- Assignment -
Check every line of the entries below for "promotions", and copy the lines that have it.

== Segment start ==

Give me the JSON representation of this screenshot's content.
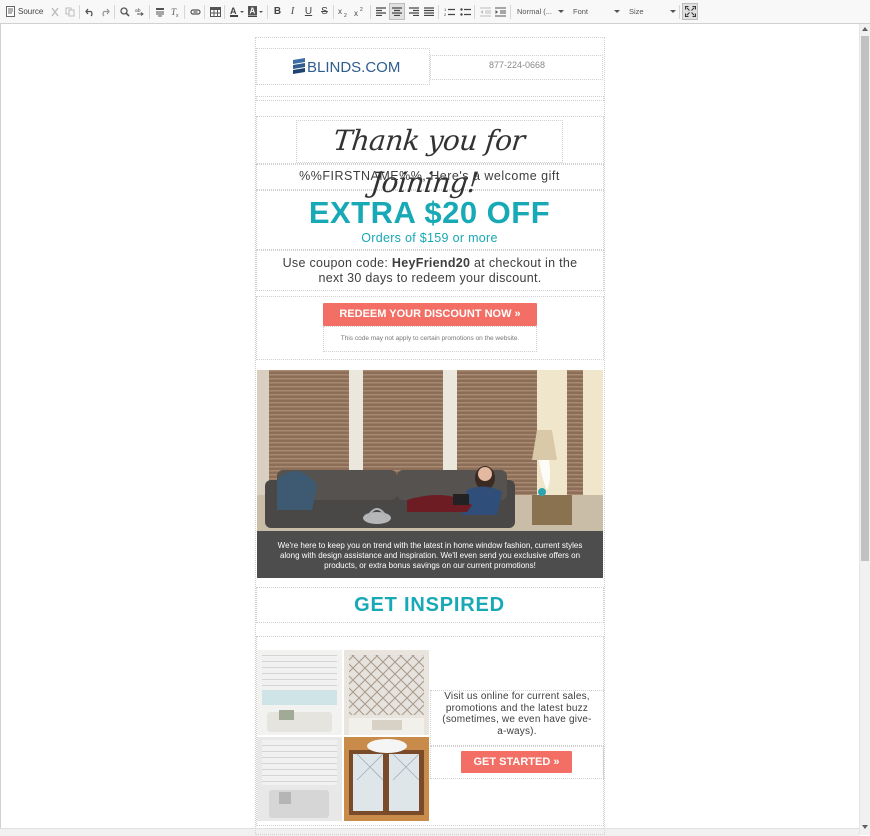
{
  "toolbar": {
    "source_label": "Source",
    "format_label": "Normal (...",
    "font_label": "Font",
    "size_label": "Size"
  },
  "email": {
    "logo_text": "BLINDS.COM",
    "phone": "877-224-0668",
    "thank_you": "Thank you for Joining!",
    "greeting": "%%FIRSTNAME%%, Here's a welcome gift",
    "offer_headline": "EXTRA $20 OFF",
    "offer_sub": "Orders of $159 or more",
    "coupon_prefix": "Use coupon code: ",
    "coupon_code": "HeyFriend20",
    "coupon_suffix": " at checkout in the next 30 days to redeem your discount.",
    "redeem_button": "REDEEM YOUR DISCOUNT NOW »",
    "disclaimer": "This code may not apply to certain promotions on the website.",
    "hero_caption": "We're here to keep you on trend with the latest in home window fashion, current styles along with design assistance and inspiration. We'll even send you exclusive offers on products, or extra bonus savings on our current promotions!",
    "inspired_heading": "GET INSPIRED",
    "visit_text": "Visit us online for current sales, promotions and the latest buzz (sometimes, we even have give-a-ways).",
    "started_button": "GET STARTED »"
  },
  "colors": {
    "accent_teal": "#17a9b5",
    "button_coral": "#f36f65",
    "caption_bg": "#4d4d4d"
  }
}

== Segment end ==

- Result of this task -
    "disclaimer": "This code may not apply to certain promotions on the website.",
    "hero_caption": "We're here to keep you on trend with the latest in home window fashion, current styles along with design assistance and inspiration. We'll even send you exclusive offers on products, or extra bonus savings on our current promotions!",
    "visit_text": "Visit us online for current sales, promotions and the latest buzz (sometimes, we even have give-a-ways).",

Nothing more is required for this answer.